EXERCISE GOAL
What you return must match the records exactly, except that the pictures are gone.

DATA UNDER STUDY
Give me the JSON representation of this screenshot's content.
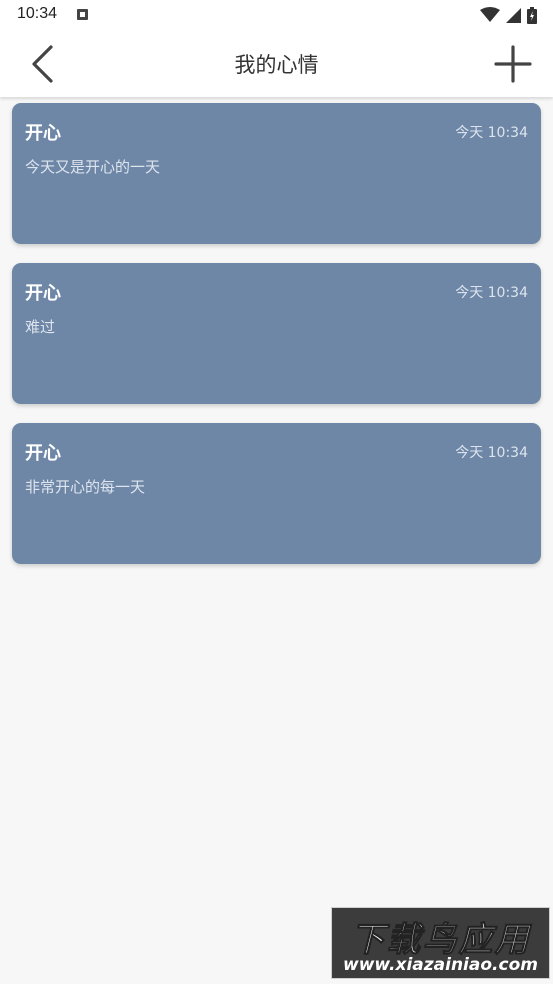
{
  "status_bar": {
    "time": "10:34",
    "notification_icon": "a-notification-icon",
    "icons": [
      "wifi-icon",
      "signal-icon",
      "battery-icon"
    ]
  },
  "app_bar": {
    "title": "我的心情",
    "back_icon": "chevron-left-icon",
    "add_icon": "plus-icon"
  },
  "moods": [
    {
      "mood": "开心",
      "time": "今天 10:34",
      "text": "今天又是开心的一天"
    },
    {
      "mood": "开心",
      "time": "今天 10:34",
      "text": "难过"
    },
    {
      "mood": "开心",
      "time": "今天 10:34",
      "text": "非常开心的每一天"
    }
  ],
  "watermark": {
    "brand": "下载鸟应用",
    "url": "www.xiazainiao.com"
  },
  "colors": {
    "card_background": "#6e87a6",
    "page_background": "#f7f7f7",
    "app_bar_background": "#ffffff"
  }
}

REPLY
Give me the JSON representation of this screenshot's content.
{
  "status_bar": {
    "time": "10:34",
    "notification_icon": "a-notification-icon",
    "icons": [
      "wifi-icon",
      "signal-icon",
      "battery-icon"
    ]
  },
  "app_bar": {
    "title": "我的心情",
    "back_icon": "chevron-left-icon",
    "add_icon": "plus-icon"
  },
  "moods": [
    {
      "mood": "开心",
      "time": "今天 10:34",
      "text": "今天又是开心的一天"
    },
    {
      "mood": "开心",
      "time": "今天 10:34",
      "text": "难过"
    },
    {
      "mood": "开心",
      "time": "今天 10:34",
      "text": "非常开心的每一天"
    }
  ],
  "watermark": {
    "brand": "下载鸟应用",
    "url": "www.xiazainiao.com"
  },
  "colors": {
    "card_background": "#6e87a6",
    "page_background": "#f7f7f7",
    "app_bar_background": "#ffffff"
  }
}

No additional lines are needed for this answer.